→ Work to be completed
Nothing in the data may be altered; copy it all exactly.

━━━ Task input

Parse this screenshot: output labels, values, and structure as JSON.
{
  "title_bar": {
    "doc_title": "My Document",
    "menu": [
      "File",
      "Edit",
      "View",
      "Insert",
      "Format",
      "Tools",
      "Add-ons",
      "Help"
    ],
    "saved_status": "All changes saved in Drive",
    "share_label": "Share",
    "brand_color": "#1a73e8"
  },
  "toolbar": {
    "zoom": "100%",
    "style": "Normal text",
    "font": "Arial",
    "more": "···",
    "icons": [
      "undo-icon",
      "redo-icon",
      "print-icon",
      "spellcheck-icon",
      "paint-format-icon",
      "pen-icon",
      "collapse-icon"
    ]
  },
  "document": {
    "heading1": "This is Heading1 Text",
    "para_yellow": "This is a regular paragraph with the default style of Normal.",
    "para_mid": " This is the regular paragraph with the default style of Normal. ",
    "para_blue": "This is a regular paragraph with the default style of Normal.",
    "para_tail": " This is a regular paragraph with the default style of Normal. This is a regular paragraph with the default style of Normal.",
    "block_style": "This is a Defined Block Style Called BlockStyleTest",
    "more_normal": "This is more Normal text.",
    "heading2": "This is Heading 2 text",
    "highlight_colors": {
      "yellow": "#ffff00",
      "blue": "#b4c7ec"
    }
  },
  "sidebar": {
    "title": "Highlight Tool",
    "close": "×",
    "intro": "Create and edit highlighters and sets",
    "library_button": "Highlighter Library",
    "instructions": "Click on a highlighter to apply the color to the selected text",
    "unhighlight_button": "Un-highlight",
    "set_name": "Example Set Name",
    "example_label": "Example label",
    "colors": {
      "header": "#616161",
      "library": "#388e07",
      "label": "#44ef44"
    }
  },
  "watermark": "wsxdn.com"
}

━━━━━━

→ Response to this task
Parse this screenshot: output labels, values, and structure as JSON.
{
  "title_bar": {
    "doc_title": "My Document",
    "menu": [
      "File",
      "Edit",
      "View",
      "Insert",
      "Format",
      "Tools",
      "Add-ons",
      "Help"
    ],
    "saved_status": "All changes saved in Drive",
    "share_label": "Share",
    "brand_color": "#1a73e8"
  },
  "toolbar": {
    "zoom": "100%",
    "style": "Normal text",
    "font": "Arial",
    "more": "···",
    "icons": [
      "undo-icon",
      "redo-icon",
      "print-icon",
      "spellcheck-icon",
      "paint-format-icon",
      "pen-icon",
      "collapse-icon"
    ]
  },
  "document": {
    "heading1": "This is Heading1 Text",
    "para_yellow": "This is a regular paragraph with the default style of Normal.",
    "para_mid": " This is the regular paragraph with the default style of Normal. ",
    "para_blue": "This is a regular paragraph with the default style of Normal.",
    "para_tail": " This is a regular paragraph with the default style of Normal. This is a regular paragraph with the default style of Normal.",
    "block_style": "This is a Defined Block Style Called BlockStyleTest",
    "more_normal": "This is more Normal text.",
    "heading2": "This is Heading 2 text",
    "highlight_colors": {
      "yellow": "#ffff00",
      "blue": "#b4c7ec"
    }
  },
  "sidebar": {
    "title": "Highlight Tool",
    "close": "×",
    "intro": "Create and edit highlighters and sets",
    "library_button": "Highlighter Library",
    "instructions": "Click on a highlighter to apply the color to the selected text",
    "unhighlight_button": "Un-highlight",
    "set_name": "Example Set Name",
    "example_label": "Example label",
    "colors": {
      "header": "#616161",
      "library": "#388e07",
      "label": "#44ef44"
    }
  },
  "watermark": "wsxdn.com"
}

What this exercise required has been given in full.